100% volunteer managed
The Alpe d’Huzes might ring bells for the cyclists out there, as it’s one of the fated routes in the Tour de France. The route is nicknamed ‘the Dutch mountain’ due to the propensity of Dutch competitors to do well on the route. Perhaps as a result of this, a Dutch fundraising event has chosen to make the Alpe d’Huzes the name and location of one of the largest fundraising events in Europe, the Alpe d’HuZes.
The Alpe d’HuZes is a fundraiser that since 2010 has raised at least €11M each year. The success is down to a lethal combination of factors of a strict limit on places, strict rules on fundraising, and sterling organisation by an organising committee, all of whom are volunteers. The event raises money exclusively for the Dutch Cancer Society, and there are close ties between the committee and the charity, but they operate independently of one another.
The event itself is quite a feat. It lasts for two days, in (you guessed it) the Alpe d’Huzes and the organisers request in kind gifts from corporations in the Netherlands so that as little money as possible is spent on all aspects of the event, including logistics. As most participants are from the Netherlands and the event is in France, this means gifts in kind for petrol, vans, marquees, tents and everything else that a two day event raising €11M requires. This rigour means that the Alpe d’Huzes team can proudly commit to ‘100% donaties naar kankeronderzoek’ or ‘100% of donations to cancer research’. This is a flagship commitment and event USP, something well known in the Netherlands about the Alpe d’HuZes.
The event itself is challenging, and not just physically. There are teams of cyclists who ride the route with people who have cancer. At night, participants hear talks from people who have cancer, as a reminder of why they are here and who the event serves. There is a feeling that participants are not there only for the challenge; fundraising is absolutely crucial and to not raise the minimum (2,500 Euro) is to take the place of someone else who could have done so and therefore helped further cancer research.
The set up is complicated, and unusual for an online event. There are captains who ride and captains who do not, volunteers who fundraise and even volunteers who ride. Fundraising is absolutely central and the event is so popular in the Netherlands that large corporate donations to both the event and individuals participating are not unusual.
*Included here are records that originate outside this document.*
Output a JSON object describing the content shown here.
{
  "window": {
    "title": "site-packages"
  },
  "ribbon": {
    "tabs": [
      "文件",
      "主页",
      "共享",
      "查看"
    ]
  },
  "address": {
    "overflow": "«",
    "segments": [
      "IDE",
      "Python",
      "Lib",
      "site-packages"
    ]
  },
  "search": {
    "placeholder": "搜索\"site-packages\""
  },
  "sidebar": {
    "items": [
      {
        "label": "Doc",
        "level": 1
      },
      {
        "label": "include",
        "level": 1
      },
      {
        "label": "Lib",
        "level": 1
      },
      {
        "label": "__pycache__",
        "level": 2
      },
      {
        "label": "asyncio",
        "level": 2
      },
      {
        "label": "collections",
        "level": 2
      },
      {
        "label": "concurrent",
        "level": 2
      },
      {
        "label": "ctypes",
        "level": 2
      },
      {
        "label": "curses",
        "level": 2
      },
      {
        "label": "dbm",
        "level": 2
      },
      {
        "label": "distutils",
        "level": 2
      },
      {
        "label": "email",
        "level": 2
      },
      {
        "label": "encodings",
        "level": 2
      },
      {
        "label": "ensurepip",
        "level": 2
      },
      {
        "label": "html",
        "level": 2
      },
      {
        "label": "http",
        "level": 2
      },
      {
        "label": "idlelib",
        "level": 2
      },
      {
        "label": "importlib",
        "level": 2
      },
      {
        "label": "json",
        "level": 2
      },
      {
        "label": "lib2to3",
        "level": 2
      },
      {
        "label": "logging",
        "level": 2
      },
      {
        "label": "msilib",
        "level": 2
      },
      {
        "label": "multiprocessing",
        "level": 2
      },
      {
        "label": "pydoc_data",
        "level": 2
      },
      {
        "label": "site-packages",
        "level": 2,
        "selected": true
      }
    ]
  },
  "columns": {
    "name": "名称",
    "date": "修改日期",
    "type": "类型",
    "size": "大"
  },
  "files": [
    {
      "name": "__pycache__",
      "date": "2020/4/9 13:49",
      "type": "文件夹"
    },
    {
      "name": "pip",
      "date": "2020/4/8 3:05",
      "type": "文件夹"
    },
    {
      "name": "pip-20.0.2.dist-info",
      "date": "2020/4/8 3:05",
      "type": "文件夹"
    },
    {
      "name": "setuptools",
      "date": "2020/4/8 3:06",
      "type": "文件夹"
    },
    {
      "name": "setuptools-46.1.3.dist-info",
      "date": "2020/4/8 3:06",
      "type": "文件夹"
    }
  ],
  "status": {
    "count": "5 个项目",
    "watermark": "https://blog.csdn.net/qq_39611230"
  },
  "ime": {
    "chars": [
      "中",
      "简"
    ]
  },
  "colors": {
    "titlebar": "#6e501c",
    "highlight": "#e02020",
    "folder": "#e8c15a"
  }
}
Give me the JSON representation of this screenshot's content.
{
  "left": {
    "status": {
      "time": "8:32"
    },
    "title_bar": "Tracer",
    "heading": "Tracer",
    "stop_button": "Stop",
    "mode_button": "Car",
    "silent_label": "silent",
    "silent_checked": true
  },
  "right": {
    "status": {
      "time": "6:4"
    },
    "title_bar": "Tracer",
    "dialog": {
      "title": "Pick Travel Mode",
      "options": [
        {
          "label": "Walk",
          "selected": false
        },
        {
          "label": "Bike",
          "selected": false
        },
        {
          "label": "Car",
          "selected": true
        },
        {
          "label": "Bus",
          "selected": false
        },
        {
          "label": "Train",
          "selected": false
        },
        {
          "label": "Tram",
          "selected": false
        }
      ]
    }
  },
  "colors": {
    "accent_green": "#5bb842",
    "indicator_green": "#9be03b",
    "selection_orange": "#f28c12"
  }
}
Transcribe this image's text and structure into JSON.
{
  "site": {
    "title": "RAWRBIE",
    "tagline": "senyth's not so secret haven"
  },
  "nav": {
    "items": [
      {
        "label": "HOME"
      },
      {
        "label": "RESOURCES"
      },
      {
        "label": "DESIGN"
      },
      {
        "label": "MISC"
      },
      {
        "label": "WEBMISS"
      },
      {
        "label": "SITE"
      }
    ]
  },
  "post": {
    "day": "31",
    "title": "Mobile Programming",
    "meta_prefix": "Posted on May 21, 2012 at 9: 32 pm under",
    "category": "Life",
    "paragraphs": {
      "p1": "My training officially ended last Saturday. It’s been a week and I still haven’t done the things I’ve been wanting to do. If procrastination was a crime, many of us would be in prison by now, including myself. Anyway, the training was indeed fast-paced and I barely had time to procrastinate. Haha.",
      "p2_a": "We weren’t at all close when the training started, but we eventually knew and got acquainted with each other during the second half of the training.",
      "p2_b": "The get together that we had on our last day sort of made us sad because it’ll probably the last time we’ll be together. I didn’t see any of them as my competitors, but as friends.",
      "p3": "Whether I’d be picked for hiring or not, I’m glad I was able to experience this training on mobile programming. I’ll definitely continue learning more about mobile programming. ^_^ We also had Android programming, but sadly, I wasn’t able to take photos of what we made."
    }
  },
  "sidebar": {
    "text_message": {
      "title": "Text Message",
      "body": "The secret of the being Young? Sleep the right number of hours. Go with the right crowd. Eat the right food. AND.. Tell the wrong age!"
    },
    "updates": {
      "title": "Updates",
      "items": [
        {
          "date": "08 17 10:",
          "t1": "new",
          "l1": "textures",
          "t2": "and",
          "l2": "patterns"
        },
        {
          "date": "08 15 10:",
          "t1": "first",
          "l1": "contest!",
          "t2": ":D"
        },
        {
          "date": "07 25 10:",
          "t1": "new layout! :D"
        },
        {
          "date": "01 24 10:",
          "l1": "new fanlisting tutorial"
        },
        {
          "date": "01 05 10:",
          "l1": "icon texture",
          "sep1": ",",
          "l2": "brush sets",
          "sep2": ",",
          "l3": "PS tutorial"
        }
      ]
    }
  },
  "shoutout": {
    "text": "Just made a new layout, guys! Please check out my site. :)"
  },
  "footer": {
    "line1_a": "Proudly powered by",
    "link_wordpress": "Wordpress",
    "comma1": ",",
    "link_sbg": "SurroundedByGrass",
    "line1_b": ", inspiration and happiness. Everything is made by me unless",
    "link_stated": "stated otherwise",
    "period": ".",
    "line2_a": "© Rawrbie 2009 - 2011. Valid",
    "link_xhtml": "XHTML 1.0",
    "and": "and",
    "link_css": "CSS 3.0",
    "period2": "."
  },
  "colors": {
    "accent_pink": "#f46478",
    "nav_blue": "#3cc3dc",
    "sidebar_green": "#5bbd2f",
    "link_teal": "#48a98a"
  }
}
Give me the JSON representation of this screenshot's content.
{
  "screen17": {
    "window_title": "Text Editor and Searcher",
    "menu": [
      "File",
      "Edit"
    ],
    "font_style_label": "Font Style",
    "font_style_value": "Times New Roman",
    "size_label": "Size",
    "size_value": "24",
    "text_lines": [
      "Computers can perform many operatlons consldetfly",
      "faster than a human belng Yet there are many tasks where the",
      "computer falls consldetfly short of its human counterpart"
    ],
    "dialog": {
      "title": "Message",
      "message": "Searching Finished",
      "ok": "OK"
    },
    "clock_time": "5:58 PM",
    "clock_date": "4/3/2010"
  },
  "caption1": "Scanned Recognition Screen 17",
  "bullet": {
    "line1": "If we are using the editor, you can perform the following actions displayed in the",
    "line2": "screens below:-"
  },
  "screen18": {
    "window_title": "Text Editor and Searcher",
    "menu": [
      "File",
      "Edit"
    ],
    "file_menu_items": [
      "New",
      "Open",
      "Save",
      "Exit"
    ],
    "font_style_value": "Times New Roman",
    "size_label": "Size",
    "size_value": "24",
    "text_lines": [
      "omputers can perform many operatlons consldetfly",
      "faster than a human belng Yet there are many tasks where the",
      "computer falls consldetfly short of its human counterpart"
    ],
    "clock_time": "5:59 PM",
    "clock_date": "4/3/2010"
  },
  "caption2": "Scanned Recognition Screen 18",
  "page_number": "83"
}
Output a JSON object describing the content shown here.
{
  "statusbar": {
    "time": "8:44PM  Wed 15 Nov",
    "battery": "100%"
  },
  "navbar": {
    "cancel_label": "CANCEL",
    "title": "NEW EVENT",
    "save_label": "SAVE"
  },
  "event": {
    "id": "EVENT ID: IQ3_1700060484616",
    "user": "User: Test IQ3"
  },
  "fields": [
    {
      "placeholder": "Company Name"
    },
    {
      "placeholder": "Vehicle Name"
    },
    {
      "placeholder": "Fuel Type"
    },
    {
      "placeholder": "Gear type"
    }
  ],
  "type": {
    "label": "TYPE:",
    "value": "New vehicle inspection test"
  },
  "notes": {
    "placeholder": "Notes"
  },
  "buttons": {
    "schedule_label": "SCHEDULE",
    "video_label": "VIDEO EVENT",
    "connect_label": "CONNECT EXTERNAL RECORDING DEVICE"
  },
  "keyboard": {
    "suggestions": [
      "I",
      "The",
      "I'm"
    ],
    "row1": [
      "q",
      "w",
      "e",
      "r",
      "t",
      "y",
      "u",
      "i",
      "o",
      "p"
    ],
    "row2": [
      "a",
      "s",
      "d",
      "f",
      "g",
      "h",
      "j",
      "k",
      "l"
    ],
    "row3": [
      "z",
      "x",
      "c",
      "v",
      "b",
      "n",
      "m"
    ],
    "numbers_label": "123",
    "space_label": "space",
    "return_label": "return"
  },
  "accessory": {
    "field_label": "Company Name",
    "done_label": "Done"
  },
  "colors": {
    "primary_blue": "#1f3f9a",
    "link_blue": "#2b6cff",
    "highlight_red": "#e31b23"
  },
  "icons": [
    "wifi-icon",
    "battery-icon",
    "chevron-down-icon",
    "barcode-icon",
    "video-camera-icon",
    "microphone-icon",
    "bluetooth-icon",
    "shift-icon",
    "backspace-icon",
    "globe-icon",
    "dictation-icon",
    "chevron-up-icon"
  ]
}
The platform caters to native Dutch and English language speakers while individual and team fundraising pages enable company logos to be uploaded - showcasing the corporate sponsorship participants receive.